While this current project offers a distinct departure from his familiar subject matter (himself), these series demonstrate a continued interest in the manipulation of form, color and space, epitomized by his iconic “Photo-Transformations”–experiments in Polaroid photography begun in the 1970s. Recognized for his pioneering innovations in photographic operations, Samaras’s early methods of upsetting photo-emulsion processes and underdeveloped dyes yielded abstract phantoms of color, images that squirm out of their physical constraints and dissolve material stability to engage psychedelic illusions with pictorial reality.
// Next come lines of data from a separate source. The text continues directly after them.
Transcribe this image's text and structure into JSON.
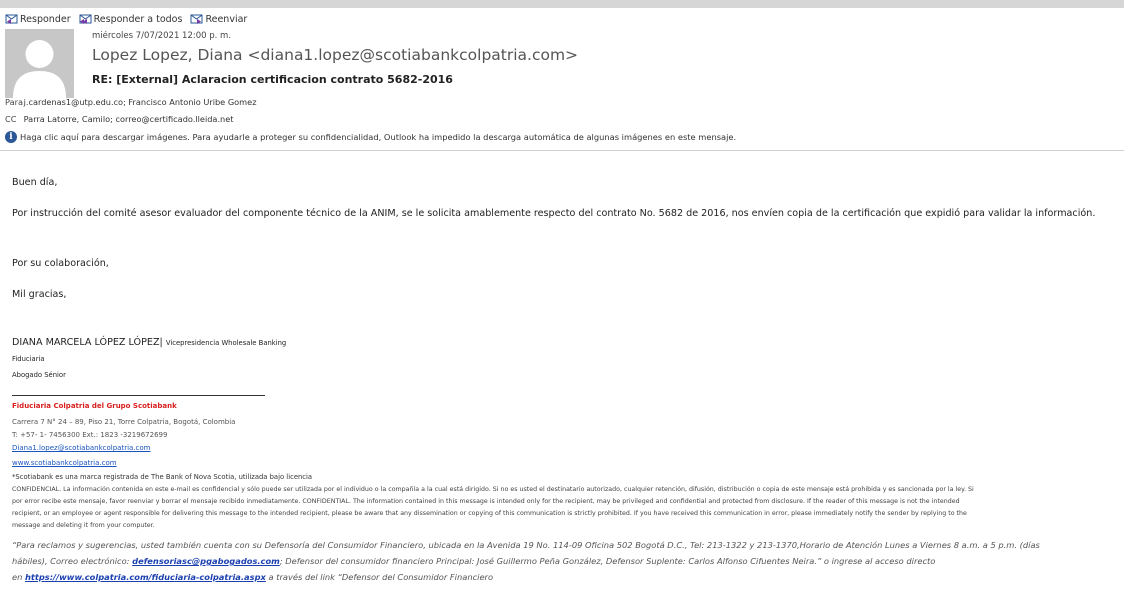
{
  "toolbar": {
    "reply": "Responder",
    "reply_all": "Responder a todos",
    "forward": "Reenviar"
  },
  "message": {
    "date": "miércoles 7/07/2021 12:00 p. m.",
    "sender": "Lopez Lopez, Diana <diana1.lopez@scotiabankcolpatria.com>",
    "subject": "RE: [External] Aclaracion certificacion contrato 5682-2016",
    "to_label": "Para",
    "to": "j.cardenas1@utp.edu.co; Francisco Antonio Uribe Gomez",
    "cc_label": "CC",
    "cc": "Parra Latorre, Camilo; correo@certificado.lleida.net",
    "info_bar": "Haga clic aquí para descargar imágenes. Para ayudarle a proteger su confidencialidad, Outlook ha impedido la descarga automática de algunas imágenes en este mensaje."
  },
  "body": {
    "greeting": "Buen día,",
    "paragraph": "Por instrucción del comité asesor evaluador del componente técnico de la ANIM,  se le solicita amablemente respecto del contrato No. 5682 de 2016, nos envíen copia de la certificación que expidió para validar la información.",
    "thanks1": "Por su colaboración,",
    "thanks2": "Mil gracias,"
  },
  "signature": {
    "name": "DIANA MARCELA LÓPEZ LÓPEZ|",
    "role": "Vicepresidencia Wholesale Banking",
    "line1": "Fiduciaria",
    "line2": "Abogado Sénior",
    "company": "Fiduciaria Colpatria del Grupo Scotiabank",
    "address": "Carrera 7 N° 24 – 89, Piso 21, Torre Colpatria, Bogotá, Colombia",
    "phone": "T: +57- 1- 7456300 Ext.: 1823 -3219672699",
    "email": "Diana1.lopez@scotiabankcolpatria.com",
    "website": "www.scotiabankcolpatria.com"
  },
  "disclaimer": {
    "note": "*Scotiabank es una marca registrada de The Bank of Nova Scotia, utilizada bajo licencia",
    "line1": "CONFIDENCIAL. La información contenida en este e-mail es confidencial y sólo puede ser utilizada por el individuo o la compañía a la cual está dirigido. Si no es usted el destinatario autorizado, cualquier retención, difusión, distribución o copia de este mensaje está prohibida y es sancionada por la ley. Si",
    "line2": "por error recibe este mensaje, favor reenviar y borrar el mensaje recibido inmediatamente. CONFIDENTIAL. The information contained in this message is intended only for the recipient, may be privileged and confidential and protected from disclosure. If the reader of this message is not the intended",
    "line3": "recipient, or an employee or agent responsible for delivering this message to the intended recipient, please be aware that any dissemination or copying of this communication is strictly prohibited. If you have received this communication in error, please immediately notify the sender by replying to the",
    "line4": "message and deleting it from your computer."
  },
  "footer": {
    "line1": "“Para reclamos y sugerencias, usted también cuenta con su Defensoría del Consumidor Financiero, ubicada en la Avenida 19 No. 114-09 Oficina 502 Bogotá D.C., Tel: 213-1322 y 213-1370,Horario de Atención Lunes a Viernes 8 a.m. a 5 p.m. (días",
    "line2_pre": "hábiles), Correo electrónico: ",
    "email_link": "defensoriasc@pgabogados.com",
    "line2_post": "; Defensor del consumidor financiero Principal: José Guillermo Peña González, Defensor Suplente: Carlos Alfonso Cifuentes Neira.” o ingrese al acceso directo",
    "line3_pre": "en ",
    "url_link": "https://www.colpatria.com/fiduciaria-colpatria.aspx",
    "line3_post": " a través del link “Defensor del Consumidor Financiero"
  },
  "colors": {
    "accent": "#2b5797",
    "link": "#1a55c0",
    "company_red": "#d81e1e"
  }
}
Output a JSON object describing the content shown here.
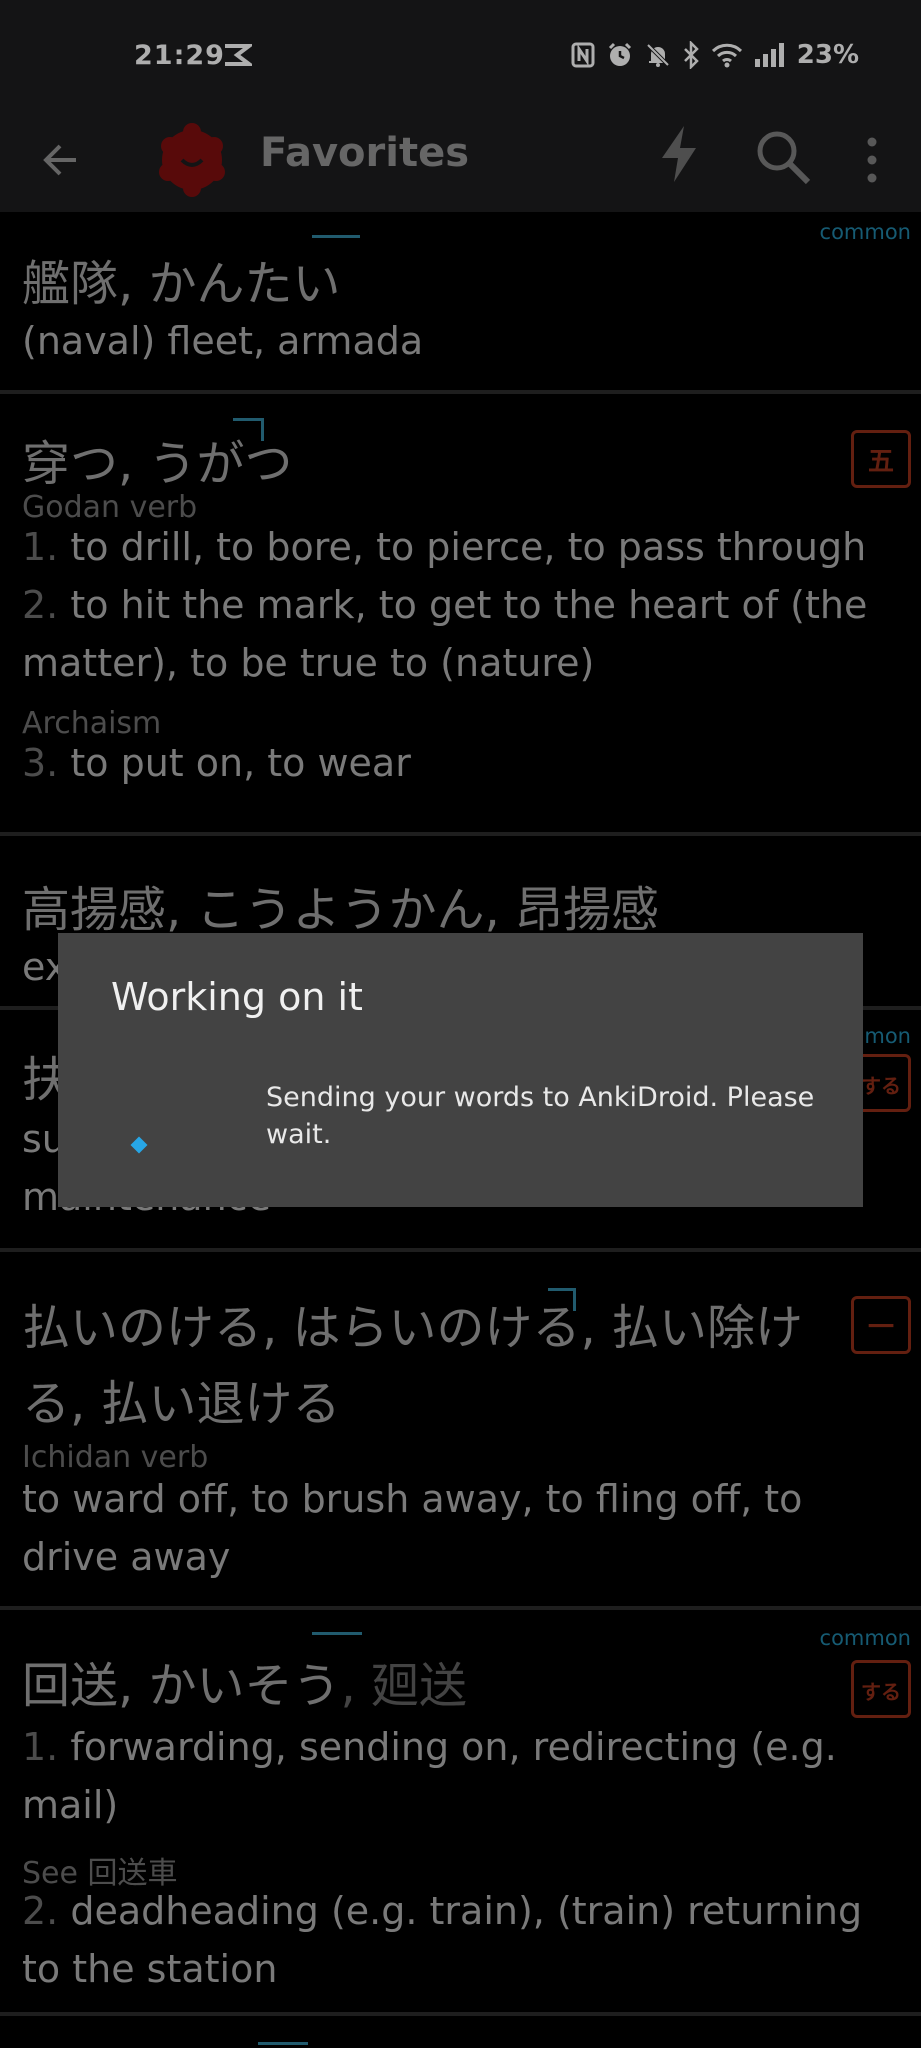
{
  "status": {
    "time": "21:29",
    "battery": "23%"
  },
  "appbar": {
    "title": "Favorites"
  },
  "entries": [
    {
      "jp": "艦隊, かんたい",
      "common": "common",
      "definition": "(naval) fleet, armada"
    },
    {
      "jp": "穿つ, うがつ",
      "stamp": "五",
      "pos": "Godan verb",
      "d1_num": "1.",
      "d1": " to drill, to bore, to pierce, to pass through",
      "d2_num": "2.",
      "d2": " to hit the mark, to get to the heart of (the matter), to be true to (nature)",
      "note": "Archaism",
      "d3_num": "3.",
      "d3": " to put on, to wear"
    },
    {
      "jp": "高揚感, こうようかん, 昂揚感",
      "definition_fragment": "ex"
    },
    {
      "jp_fragment": "扶",
      "common": "common",
      "stamp": "する",
      "line1": "su",
      "line2": "maintenance"
    },
    {
      "jp": "払いのける, はらいのける, 払い除ける, 払い退ける",
      "stamp": "一",
      "pos": "Ichidan verb",
      "definition": "to ward off, to brush away, to fling off, to drive away"
    },
    {
      "jp_main": "回送, かいそう",
      "jp_alt": ", 廻送",
      "common": "common",
      "stamp": "する",
      "d1_num": "1.",
      "d1": " forwarding, sending on, redirecting (e.g. mail)",
      "see": "See 回送車",
      "d2_num": "2.",
      "d2": " deadheading (e.g. train), (train) returning to the station"
    }
  ],
  "dialog": {
    "title": "Working on it",
    "message": "Sending your words to AnkiDroid. Please wait."
  }
}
Succeeding this manual proto-Photoshop, Samaras now takes full advantage of the effects afforded by technological interventions, altering images digitally as well as creating original imagery devoid of any photographic source material.
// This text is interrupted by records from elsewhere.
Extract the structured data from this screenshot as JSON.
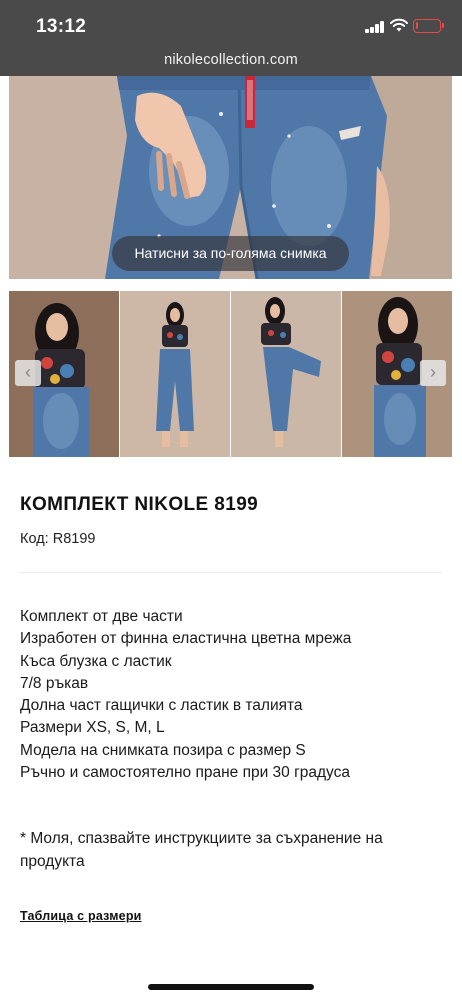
{
  "status_bar": {
    "time": "13:12",
    "battery_percent": 10,
    "battery_color": "#e84a4a"
  },
  "browser": {
    "url": "nikolecollection.com"
  },
  "gallery": {
    "zoom_hint": "Натисни за по-голяма снимка",
    "prev_icon": "chevron-left-icon",
    "next_icon": "chevron-right-icon"
  },
  "product": {
    "title": "КОМПЛЕКТ NIKOLE 8199",
    "code_label": "Код:",
    "code_value": "R8199",
    "description": [
      "Комплект от две части",
      "Изработен от финна еластична цветна мрежа",
      "Къса блузка с ластик",
      "7/8 ръкав",
      "Долна част гащички с ластик в талията",
      "Размери XS, S, M, L",
      "Модела на снимката позира с размер S",
      "Ръчно и самостоятелно пране при 30 градуса"
    ],
    "care_note": "* Моля, спазвайте инструкциите за съхранение на продукта",
    "size_table_link": "Таблица с размери"
  },
  "colors": {
    "status_bg": "#4a4a4a",
    "denim": "#4f78a8",
    "backdrop": "#c9b4a6"
  }
}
Lucas Samaras XYZ 0657 (Flea), 2011
The XYZ Flea series contains the only works in this exhibit with a photographic foundation, based on pictures taken at New York City flea markets. Through digital doctoring, Samaras transforms urbane material banality into transcendental sparkling visions, crystallized into mosaic-like prisms of Byzantine monumentality. The image disintegrates into pixellated passages of bright colors and splintered geometric fragments, which seem to coalesce into smooth, unadulterated coherence in the figure of an angel, in poignant moments of volumetric illumination.
Lucas Samaras XYZ at Pace, photo by Art Observed
Where the beehive lattice-work confronts spatial recession in Flea 0657, Flea 0001 functions through a more subtle agent of distortion. With multiple axes of mirroring, the spaces evolve into impossible internal reflection of themselves, folded upon cross-axes in unexpected asymmetries. A fringe of cropped imagery, floating objects and buckled space contribute to the disorientation of reality, complicating spatial logic and undermining the viewer’s conviction of where reality ends and Photoshopped illusion begins.
Lucas Samaras XYZ 0433 (Flea), 2011
While the Flea series introduces elements of fantasy into a recognizable human environment, works in the rest of the exhibition occupy completely fictional worlds. For the Razor Cut works, Samaras has generated from his imagination a universe in psychedelic technicolor, luminous constructions of lines and planes that swirl in indefinite brilliance, bold and dynamic, abstract and yet undoubtedly anthropomorphic. This phantasmagorical cast interacts across spatial and narrative fields, a surreal cyber-world that is no longer mined from reality, but materializes as expressionistic creation in slices of vivid polychromy.
Lucas Samaras XYZ 0823 (Chinoiserie), 2012
Chinoiserie and Cock and Bull cast off reality completely, concerned more with formal motifs and abstract patterns, while still employing similar compositional strategies and color schemes. Entangled threads of sinuous neon light rival Rorschach structures in their complex and elusive orchestration, psychologically charged in their abstraction and internal reflexivity. These images too elude spatial coherence, yet are fundamentally dimensional.
Lucas Samaras, XYZ 0321 (Pixel Cock and Bull), 2011
Vivid constructions of gridded virtual realities, digitally composed in both monochrome and opulent color, act as formal pendants to Samaras’ collage-like works hung on opposite walls, such as Reconstruction #64 and Mosaic painting #32. Utilizing strips of fabric, sewn into a web of overlapping patterns and criss-crossing textiles, Reconstruction’s mummified canvas echoes the geometric matrix of interlocking shapes in Mosaic Painting, whose interlocking black and white tesserae are punctuated by colorful compositions and a disarming hole in the picture plane — interrupting at once the superficial integrity and textural program of illusionism. A small pastel on the adjacent wall continues the exploration of depth and planar surfaces, with a naturalistic potted plant hovering on a backdrop of whirling rainbow spirals.
XYZ, a broad spectrum of kaleidoscopic expressionism, elaborates upon Samaras’s transformative processes, developing his artistic intervention in material reality to vivid realms of abstraction.
All images © Lucas Samaras, courtesy Pace Gallery unless otherwise noted
Exhibition Website [Pace Gallery]